Clark announces $100M to help communities rebuild as wildfires burn across B.C.
Geordon Omand, The Canadian Press
Published Sunday, July 9, 2017 7:15AM EDT
Last Updated Sunday, July 9, 2017 3:52PM EDT
KAMLOOPS, B.C. — British Columbia is making $100 million available to communities and residents affected by wildfires to help them rebuild.
Outgoing Premier Christy Clark announced the fund today during a visit to Kamloops, where she met with emergency officials and families impacted by scores of out-of-control fires.
Clark says $600 will be made immediately available by electronic transfer through the Red Cross to people who have registered after being forced from their homes.
She says the transition team for premier-designate John Horgan’s incoming government has been briefed on the establishment of the fund.
Horgan was to meet with evacuees in Kamloops and visit emergency operations centres that are dealing with what his team called the “worsening wildfire crisis.”
Ground and air crews were battling 230 wildfires across B.C. amid continuing hot, dry and often windy conditions that made it a difficult struggle.
The hardest-hit regions are the central and southern Interior.

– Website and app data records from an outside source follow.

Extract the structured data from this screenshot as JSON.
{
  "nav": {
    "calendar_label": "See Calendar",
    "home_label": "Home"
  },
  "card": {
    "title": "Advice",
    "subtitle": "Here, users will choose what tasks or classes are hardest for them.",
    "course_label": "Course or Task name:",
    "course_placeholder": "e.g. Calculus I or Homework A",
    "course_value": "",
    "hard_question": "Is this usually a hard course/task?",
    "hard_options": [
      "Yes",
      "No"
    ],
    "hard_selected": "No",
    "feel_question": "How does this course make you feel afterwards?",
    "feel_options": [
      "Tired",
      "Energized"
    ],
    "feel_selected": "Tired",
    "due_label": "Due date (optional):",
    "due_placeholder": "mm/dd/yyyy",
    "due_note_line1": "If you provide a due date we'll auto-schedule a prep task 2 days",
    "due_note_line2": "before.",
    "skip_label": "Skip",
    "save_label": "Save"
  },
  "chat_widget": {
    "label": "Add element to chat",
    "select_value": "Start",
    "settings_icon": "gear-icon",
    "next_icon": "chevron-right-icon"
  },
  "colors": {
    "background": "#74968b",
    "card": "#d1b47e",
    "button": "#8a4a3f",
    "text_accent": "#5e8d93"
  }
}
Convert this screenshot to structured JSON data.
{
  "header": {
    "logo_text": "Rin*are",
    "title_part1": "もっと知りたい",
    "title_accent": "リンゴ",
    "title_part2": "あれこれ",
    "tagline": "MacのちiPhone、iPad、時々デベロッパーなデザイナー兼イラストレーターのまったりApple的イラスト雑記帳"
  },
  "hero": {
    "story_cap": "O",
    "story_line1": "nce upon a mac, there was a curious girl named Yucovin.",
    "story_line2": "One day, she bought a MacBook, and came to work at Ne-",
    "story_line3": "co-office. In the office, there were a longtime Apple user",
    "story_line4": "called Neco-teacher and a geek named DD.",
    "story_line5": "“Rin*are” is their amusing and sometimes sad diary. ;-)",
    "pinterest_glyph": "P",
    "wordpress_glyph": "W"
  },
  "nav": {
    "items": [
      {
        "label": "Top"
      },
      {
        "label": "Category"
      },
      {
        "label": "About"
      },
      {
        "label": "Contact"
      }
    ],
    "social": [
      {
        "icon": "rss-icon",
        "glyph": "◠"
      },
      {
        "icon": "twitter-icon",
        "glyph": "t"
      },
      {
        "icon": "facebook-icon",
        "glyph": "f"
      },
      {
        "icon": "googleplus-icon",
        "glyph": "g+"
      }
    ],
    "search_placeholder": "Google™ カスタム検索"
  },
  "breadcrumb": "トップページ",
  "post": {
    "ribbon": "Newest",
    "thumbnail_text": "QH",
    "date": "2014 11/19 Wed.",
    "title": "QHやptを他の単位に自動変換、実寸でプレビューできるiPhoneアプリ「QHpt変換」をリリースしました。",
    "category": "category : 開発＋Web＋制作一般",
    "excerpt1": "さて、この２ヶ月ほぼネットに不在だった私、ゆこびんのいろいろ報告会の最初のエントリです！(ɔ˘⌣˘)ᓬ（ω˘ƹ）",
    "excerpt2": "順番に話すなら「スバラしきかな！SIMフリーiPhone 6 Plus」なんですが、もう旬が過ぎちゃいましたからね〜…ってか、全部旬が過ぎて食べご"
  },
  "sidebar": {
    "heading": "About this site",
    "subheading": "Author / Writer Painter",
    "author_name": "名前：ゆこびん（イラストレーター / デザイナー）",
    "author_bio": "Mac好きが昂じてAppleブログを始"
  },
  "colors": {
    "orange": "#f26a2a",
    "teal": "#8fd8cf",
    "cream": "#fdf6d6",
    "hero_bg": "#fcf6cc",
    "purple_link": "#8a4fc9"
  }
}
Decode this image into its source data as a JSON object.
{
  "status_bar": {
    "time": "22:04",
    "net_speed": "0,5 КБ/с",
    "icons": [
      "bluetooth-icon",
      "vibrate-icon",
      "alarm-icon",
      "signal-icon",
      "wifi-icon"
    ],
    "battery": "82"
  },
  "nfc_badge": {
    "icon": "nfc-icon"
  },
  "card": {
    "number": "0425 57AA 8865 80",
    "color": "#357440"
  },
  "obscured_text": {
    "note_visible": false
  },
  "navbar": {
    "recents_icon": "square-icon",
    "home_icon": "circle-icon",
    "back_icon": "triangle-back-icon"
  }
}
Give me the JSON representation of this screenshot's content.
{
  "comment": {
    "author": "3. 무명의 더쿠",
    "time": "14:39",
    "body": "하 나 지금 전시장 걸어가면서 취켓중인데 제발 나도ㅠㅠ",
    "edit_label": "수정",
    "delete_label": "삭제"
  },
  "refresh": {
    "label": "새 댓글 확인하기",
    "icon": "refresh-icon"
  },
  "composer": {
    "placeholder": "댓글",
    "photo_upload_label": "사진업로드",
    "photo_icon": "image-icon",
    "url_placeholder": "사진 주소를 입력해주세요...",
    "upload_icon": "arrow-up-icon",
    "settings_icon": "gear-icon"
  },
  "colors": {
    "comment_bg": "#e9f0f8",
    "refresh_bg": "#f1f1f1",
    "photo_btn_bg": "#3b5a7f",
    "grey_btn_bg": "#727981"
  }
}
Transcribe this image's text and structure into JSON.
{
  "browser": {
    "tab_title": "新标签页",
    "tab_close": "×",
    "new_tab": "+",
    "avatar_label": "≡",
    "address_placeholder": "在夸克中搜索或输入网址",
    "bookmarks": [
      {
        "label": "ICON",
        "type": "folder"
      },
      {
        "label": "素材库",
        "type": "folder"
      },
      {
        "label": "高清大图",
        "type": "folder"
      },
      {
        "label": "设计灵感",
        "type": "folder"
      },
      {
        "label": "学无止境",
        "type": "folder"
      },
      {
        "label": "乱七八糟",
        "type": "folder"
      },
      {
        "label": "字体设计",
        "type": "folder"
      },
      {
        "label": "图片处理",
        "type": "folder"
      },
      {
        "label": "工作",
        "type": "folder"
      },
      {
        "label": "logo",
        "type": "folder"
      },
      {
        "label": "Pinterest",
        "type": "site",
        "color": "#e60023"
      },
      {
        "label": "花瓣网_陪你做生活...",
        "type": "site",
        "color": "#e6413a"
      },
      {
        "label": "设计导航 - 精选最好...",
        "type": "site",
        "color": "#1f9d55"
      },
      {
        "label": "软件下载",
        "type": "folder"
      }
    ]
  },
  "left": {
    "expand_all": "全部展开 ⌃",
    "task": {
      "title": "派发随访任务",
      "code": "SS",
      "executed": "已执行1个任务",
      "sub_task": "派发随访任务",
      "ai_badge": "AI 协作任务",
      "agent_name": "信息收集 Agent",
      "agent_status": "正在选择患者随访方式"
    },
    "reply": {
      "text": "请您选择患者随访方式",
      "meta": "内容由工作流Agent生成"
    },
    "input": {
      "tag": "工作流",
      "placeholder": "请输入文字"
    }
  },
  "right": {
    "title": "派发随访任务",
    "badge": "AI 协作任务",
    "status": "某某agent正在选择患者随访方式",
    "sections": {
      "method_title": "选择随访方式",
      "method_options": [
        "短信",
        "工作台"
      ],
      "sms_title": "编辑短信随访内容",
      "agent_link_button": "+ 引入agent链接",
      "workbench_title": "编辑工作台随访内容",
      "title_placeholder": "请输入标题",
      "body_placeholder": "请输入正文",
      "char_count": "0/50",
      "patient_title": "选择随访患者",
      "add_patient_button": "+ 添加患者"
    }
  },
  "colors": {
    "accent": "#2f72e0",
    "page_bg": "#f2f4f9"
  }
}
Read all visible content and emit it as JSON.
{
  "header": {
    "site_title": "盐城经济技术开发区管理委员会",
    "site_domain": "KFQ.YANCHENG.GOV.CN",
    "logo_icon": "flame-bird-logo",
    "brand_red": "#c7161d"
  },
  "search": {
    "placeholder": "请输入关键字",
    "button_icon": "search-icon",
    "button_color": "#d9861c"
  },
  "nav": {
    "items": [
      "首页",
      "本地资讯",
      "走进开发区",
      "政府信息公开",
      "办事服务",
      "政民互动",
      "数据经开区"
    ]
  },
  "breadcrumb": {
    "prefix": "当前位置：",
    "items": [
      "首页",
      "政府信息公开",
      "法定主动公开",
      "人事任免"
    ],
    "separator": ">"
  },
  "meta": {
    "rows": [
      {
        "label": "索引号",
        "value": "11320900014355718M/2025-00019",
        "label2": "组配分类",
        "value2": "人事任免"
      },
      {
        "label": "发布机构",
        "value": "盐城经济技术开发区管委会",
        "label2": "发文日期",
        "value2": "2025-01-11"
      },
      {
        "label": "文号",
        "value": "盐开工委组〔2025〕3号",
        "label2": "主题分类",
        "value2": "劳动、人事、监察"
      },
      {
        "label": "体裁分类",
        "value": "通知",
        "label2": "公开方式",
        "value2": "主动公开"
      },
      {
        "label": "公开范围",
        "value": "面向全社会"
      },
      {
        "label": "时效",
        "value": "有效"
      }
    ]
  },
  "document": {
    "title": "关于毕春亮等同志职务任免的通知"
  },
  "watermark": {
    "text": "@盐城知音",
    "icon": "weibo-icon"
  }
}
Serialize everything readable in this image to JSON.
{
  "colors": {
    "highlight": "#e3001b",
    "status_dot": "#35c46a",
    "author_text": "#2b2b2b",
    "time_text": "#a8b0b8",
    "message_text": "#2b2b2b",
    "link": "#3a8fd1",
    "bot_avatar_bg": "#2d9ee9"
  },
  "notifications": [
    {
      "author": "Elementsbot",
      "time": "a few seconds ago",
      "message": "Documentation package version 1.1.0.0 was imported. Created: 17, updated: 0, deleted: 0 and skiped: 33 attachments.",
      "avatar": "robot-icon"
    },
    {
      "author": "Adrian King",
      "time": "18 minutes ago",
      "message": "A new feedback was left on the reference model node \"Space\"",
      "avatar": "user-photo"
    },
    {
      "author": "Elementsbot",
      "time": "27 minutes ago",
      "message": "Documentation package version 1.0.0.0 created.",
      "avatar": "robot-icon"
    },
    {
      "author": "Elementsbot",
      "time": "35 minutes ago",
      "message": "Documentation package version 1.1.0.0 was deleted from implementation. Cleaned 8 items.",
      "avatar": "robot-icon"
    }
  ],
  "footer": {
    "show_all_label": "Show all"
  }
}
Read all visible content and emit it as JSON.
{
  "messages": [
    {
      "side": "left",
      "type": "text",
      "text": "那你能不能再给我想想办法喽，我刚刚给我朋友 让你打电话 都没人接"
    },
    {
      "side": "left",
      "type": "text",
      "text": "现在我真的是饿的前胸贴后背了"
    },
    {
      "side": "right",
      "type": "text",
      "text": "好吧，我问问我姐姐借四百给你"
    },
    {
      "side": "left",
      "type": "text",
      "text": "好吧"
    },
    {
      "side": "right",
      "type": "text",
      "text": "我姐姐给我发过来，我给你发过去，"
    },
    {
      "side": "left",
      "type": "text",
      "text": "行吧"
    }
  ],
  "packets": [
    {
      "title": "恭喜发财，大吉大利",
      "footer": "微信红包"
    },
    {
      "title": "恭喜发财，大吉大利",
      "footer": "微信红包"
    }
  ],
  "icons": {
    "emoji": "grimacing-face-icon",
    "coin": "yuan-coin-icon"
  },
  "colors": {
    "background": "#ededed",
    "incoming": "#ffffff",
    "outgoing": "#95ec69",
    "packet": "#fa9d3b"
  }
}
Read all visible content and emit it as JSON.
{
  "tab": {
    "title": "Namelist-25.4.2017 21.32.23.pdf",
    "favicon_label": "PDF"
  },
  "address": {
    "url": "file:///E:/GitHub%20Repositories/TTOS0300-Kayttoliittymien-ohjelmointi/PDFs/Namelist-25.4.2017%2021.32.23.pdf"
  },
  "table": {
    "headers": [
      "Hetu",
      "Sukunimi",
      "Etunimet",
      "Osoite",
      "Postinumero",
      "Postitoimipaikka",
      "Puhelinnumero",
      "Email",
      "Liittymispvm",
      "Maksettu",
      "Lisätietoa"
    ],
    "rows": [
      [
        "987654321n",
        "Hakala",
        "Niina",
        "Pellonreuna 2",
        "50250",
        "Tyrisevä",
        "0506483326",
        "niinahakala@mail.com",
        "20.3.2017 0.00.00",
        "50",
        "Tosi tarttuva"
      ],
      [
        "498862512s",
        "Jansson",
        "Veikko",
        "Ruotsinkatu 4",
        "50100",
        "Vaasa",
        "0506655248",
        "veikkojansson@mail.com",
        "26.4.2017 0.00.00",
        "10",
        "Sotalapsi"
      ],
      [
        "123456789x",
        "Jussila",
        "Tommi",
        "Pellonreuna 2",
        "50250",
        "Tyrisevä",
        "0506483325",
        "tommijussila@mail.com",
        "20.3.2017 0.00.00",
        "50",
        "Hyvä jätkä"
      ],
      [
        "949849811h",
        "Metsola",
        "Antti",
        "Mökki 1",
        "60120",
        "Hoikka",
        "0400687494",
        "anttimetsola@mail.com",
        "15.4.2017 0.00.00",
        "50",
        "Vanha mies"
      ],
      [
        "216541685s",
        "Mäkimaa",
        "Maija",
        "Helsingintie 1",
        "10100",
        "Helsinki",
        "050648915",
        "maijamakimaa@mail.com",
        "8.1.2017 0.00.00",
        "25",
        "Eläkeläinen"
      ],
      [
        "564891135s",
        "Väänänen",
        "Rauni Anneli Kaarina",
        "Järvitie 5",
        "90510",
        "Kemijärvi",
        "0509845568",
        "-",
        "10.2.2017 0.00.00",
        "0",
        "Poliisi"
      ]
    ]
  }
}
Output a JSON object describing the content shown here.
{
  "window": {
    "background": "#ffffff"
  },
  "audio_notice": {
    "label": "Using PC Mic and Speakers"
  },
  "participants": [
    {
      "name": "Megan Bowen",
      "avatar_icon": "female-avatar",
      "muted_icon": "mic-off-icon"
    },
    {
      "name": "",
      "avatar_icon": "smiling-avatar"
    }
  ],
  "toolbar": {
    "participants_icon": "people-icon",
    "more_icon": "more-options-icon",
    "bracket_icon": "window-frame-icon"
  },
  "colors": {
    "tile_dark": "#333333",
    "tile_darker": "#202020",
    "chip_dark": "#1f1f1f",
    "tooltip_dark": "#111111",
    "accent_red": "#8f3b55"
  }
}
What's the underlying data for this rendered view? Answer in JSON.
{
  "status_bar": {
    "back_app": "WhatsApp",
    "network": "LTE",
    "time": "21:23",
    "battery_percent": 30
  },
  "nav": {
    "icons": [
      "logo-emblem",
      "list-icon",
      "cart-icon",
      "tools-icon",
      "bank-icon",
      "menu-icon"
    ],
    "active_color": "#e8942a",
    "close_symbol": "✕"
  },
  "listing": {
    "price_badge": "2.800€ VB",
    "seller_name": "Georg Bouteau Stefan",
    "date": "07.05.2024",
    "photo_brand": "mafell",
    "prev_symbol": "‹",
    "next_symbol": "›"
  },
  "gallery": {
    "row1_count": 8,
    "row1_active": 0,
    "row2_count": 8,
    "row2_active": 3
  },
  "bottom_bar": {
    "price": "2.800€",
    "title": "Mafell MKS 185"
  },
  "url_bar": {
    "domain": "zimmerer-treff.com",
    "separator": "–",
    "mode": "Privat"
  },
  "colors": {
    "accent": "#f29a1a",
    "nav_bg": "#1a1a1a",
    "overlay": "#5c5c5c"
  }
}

There are also a number of major blazes burning in northern B.C. but they weren’t posing as immediate a threat as the fires further south, said Kevin Skrepnek, chief information officer for the BC Wildfire Service.
A provincewide state of emergency was declared Friday after about 140 new fires ignited and crews grappled with intense winds. The government said it would allow it to more easily co-ordinate a response to the crisis.
Clark said people are worried about their homes, pets and lifelong possessions.
“We are just, in many ways, at the beginning of the worst part of the fire season and we watch the weather, we watch the wind, and we pray for rain,” she told reporters in Kamloops.
“But our prayers aren’t always answered in these things and so we need to be there to support people in the meantime because there are hundreds and hundreds of people who are scared to death right now.”
On Saturday, the winds eased slightly, but 98 new fires sprang up and existing fires grew in size, Skrepnek said.
The three biggest fires ranged in size from about 14 to 20 square kilometres and drove thousands of people from their homes in the communities of Ashcroft, Cache Creek, 100 Mile House, 105 Mile House, 108 Mile House, 150 Mile House and the Alexis Creek area.
Precise evacuee numbers for the entire province were not immediately available Sunday, but the Cariboo Regional District estimated that as many as 6,000 people were forced from their residences. New evacuation orders affecting dozens of homes were issued on Sunday.
The province has been marshalling all the personnel it can to battle the flames, protect property and try to keep people safe.
More than 1,000 firefighters are on scene, supported by heavy equipment and helicopters. Another 600 personnel are backing them up, plus some 200 contractors. An additional 300 firefighters are being recruited from other parts of Canada and are expected to arrive in B.C. on Monday and Tuesday, Skrepnek said.
Clark said crews have done exemplary work, conducting themselves in the professional manner we’ve come to expect from them.
“As well, communities and residents have also stepped up and rallied together to help all those who need it,” she said.
Despite the crews’ efforts, Cache Creek Mayor John Ranta said a fire burning between Ashcroft and Cache Creek had destroyed dozens of buildings, including at least five houses, 30 trailer park homes and two hangars at a regional airport.
“We have tremendous sympathy for the challenges we are all collectively facing,” Ranta said.
Hundreds of people gathered in a conference room at Thompson Rivers University on Saturday evening where an information session was held for wildfire evacuees.
Rob Schweizer, manager of the Kamloops Fire Centre, said it had been an unprecedented 24 hours.
“We probably haven’t seen this sort of activity that involves so many residences and people in the history of the province of B.C.,” he said.
“I can only imagine what the last 24 hours have been like for the people here in this room. Our hearts go out to you. It’s a very stressful and trying time.”
Deputy manager Cliff Chapman suggested Saturday was a day he’d never forget.
“I’ve been in this business for 17 years, from crew all the way up to where I am now, and I haven’t experienced a day like we experienced yesterday.”